Back when TVs were originally introduced things were pretty simple — you plug it in and start watching. But over the years it’s become an almost comical challenge to watch TV. The introduction of cable boxes, DVRs, and now streaming media (and their associated remotes) have all contributed to an experience that is broken and has been for a long time. The experience is ripe for simplification and I think Apple has the best shot at it. Remember the original iMac commercial (below)? Now imagine it as a commercial for the new Apple TV. There is no step 3.
If you want to get a sense of how complex it is to set up a fairly typical TV configuration, check out the play-by-play of my recent experience switching cable companies below. This was going to be my original post, but it’s about as tedious to read as it was to experience. Still, if you’re interested in how broken the TV experience is, read on…
The ordeal that is cable TV
Last week I got fed up with Comcast and decided to switch to another provider (Astound, if you’re curious). I was essentially getting the same services from the new provider as I got from Comcast, so this should have been a pretty straightforward process. The experience I will outline below is fairly typical and, in my mind, a fantastic example of why the world needs an honest to goodness TV from Apple.
“Hi, I’m on my way. I got a cable card for your Tivo. To be honest, I don’t now much about these, so I hope you can help me out.”
“I’ve set one up before when the last cable guy didn’t know how. I kinda remember the process.”
“Whew! That’s a relief! See you in a bit.”
I hop on the Web and search for Tivo + Cable Card on Astound. Lots of complaining about how hard it is to set up, how it never got set up, etc. Starting to look grim.
“Knock, knock! It’s the Cable Guy! Let’s set up your Internet first.”
Within 5 minutes, Internet is up and running. All I had to do was unplug and re-plug the power on my AirPort Extreme. Done (and it’s wicked fast!).
“I love this Apple stuff. Never have any problems. Now, here’s the cable card for your Tivo. Show me how this works.”
I plug in the cable card and see this:
“That’s funny. Maybe the card isn’t activated. Let me call the service desk.”
Several minutes later, they send a “signal” to the card. We check to see if we get channels. Success!
“I guess that’s it!”
“Yep, I guess so. Thanks!”
I say my goodbyes to the Cable Guy and he drives off. I start using the TV and realize that none of the channels match the guide. Some channels I’m supposed to receive aren’t there, the ones that are there have the wrong names, other channels just come up blank. I decide to call support to troubleshoot.
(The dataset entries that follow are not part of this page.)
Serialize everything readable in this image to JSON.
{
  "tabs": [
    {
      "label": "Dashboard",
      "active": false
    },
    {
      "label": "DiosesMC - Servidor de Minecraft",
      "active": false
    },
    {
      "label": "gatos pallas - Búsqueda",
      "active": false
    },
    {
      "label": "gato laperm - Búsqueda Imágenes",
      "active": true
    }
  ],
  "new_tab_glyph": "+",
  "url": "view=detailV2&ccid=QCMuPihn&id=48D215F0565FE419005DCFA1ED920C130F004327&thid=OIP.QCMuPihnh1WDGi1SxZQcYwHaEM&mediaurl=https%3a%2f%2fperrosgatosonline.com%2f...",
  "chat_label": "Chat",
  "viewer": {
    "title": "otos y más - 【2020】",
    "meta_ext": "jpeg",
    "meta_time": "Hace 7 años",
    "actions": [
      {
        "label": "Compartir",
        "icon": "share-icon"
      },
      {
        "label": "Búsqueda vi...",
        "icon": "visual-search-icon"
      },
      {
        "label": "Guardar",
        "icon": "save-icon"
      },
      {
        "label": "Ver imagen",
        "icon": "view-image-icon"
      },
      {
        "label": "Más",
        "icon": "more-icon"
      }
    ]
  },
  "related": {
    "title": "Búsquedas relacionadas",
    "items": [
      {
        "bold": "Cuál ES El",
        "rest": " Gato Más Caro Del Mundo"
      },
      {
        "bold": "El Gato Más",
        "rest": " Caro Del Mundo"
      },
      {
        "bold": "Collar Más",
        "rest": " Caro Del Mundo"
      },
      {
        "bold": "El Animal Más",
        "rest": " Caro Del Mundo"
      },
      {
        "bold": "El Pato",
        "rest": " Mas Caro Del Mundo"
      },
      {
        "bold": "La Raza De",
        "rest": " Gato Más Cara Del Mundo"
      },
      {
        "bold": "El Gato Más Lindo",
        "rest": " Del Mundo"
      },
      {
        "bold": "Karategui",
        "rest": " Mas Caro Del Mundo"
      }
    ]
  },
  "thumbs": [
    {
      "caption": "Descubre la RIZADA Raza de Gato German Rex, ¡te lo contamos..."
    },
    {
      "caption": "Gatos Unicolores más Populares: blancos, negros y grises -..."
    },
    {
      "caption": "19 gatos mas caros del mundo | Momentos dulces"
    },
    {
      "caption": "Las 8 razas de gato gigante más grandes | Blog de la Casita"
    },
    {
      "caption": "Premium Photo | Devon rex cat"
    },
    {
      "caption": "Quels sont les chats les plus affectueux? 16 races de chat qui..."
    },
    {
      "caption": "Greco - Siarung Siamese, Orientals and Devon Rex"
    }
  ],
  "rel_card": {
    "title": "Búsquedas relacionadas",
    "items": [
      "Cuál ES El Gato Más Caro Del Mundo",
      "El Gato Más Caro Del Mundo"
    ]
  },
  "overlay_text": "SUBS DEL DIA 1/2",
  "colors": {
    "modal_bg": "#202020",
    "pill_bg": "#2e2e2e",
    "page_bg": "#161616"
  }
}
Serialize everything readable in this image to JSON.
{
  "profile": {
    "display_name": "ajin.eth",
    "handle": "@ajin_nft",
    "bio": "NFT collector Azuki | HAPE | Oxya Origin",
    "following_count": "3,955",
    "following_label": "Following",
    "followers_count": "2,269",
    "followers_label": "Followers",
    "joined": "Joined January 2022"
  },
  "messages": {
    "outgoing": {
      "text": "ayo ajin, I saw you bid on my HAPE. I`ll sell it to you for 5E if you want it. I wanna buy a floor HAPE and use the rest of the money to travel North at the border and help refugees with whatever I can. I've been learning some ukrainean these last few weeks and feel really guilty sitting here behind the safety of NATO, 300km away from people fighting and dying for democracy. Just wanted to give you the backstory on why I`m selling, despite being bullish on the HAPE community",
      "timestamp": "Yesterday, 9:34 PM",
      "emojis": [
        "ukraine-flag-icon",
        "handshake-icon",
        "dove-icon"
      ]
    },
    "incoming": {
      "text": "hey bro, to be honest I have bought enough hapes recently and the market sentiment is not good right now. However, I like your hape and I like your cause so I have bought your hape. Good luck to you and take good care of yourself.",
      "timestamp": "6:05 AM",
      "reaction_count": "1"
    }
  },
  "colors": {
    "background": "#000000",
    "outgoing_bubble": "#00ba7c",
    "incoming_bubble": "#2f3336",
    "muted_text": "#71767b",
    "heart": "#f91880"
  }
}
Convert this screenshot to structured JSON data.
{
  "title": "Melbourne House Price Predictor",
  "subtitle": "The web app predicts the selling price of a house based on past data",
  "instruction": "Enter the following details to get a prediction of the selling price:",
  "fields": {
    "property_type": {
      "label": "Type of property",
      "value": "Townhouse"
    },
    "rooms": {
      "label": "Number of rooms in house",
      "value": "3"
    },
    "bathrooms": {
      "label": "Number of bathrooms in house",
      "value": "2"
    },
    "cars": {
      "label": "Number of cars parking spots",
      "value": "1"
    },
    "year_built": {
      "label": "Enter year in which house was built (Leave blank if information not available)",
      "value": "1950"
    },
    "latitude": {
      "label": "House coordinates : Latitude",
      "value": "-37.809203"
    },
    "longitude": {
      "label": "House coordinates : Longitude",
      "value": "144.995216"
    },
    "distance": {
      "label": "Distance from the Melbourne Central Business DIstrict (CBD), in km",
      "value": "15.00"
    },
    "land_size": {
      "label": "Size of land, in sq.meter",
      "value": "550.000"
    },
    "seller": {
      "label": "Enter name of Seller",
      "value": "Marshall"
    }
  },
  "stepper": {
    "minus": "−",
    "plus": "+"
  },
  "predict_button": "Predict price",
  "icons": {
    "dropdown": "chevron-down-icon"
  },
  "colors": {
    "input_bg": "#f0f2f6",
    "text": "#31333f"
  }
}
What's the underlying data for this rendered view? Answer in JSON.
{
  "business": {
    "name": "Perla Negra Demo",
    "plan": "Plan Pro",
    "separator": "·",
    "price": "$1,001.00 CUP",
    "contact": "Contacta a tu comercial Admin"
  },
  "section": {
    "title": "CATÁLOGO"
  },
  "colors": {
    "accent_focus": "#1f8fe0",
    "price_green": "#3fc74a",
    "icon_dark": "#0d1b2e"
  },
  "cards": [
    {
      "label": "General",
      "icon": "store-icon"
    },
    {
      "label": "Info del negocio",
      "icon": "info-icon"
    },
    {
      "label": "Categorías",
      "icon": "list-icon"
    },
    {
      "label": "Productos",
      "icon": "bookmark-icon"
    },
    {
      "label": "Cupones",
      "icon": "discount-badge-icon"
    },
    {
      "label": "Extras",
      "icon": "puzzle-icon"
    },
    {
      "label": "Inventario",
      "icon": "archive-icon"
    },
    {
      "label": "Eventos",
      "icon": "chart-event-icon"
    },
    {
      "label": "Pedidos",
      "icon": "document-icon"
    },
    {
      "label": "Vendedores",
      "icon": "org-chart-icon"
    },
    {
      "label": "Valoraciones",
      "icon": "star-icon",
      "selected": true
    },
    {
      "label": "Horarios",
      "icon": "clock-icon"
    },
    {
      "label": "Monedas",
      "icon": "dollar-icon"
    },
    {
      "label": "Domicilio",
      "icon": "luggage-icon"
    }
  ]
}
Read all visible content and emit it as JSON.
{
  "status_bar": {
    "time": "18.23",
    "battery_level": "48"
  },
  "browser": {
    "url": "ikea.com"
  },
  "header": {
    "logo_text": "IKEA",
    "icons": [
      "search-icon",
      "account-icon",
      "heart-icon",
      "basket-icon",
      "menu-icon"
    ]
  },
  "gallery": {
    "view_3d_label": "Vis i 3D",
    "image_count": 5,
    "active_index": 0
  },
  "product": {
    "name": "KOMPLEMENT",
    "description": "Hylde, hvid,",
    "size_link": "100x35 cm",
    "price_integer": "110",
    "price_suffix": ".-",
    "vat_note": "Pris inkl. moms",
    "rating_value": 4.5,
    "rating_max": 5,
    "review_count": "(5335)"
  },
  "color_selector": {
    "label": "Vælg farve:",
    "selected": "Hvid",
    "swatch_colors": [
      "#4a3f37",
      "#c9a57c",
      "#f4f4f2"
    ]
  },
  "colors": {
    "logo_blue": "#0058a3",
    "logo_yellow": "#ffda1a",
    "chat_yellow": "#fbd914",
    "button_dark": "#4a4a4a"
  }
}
“I’m sending a signal to your cable card… Did that fix it?”
“No. No it did not.”
“Okay, I’ll send the tech back out to fix this.”
“Oh you mean the guy who doesn’t know anything about Tivo and cable cards? Good idea.”
I head to the Internet to find answers. After searching and clicking and digging for about 10 minutes I find what I’m looking for. Turns out I have to tell the Tivo which cable service I’m using. After giving Tivo the details, I’m presented with this:
It’s downloading program information for about 30 minutes using a 50mb Internet connection. It spends 90% of this time “preparing” — whatever that means.
Okay, now the lineup matches but I have dozens of non-HD channels, shopping channels, foreign language channels, public access channels and empty channels that I don’t want to see. Surely there must be a simple way to get rid of these?
Another search on the Tivo website tells me I can get rid of channels I don’t want, but there’s a catch. I have to remove them ONE-BY-ONE and I can’t see the channel content while removing channels, so I have to continually hop back and forth between watching TV and drilling into the menu to remove channels.
At this point, I’ve been setting up my TV service for about 4 hours and it’s still not right but it’s as close as I have the patience to endure. I’m done for now.
Now imagine your average consumer. They would almost certainly have given up as soon as they heard the words “cable card”. It shouldn’t be this hard. How should it work?
- Plug the TV into the wall
- Plug the coax cable into the back of the TV
- Plug the Ethernet cable into the back of the TV (or configure wireless)
- Turn on the TV and enjoy
I should not have to see standard definition channels when I get those same channels in HD. I should be able to remove channels while I’m watching them, and not have to drill into a menu. I should be able to favorite channels while I’m watching them. I should be able to configure all of my streaming services from a computer, smartphone or tablet so that I don’t have to use the stupid on-screen keyboard on the TV.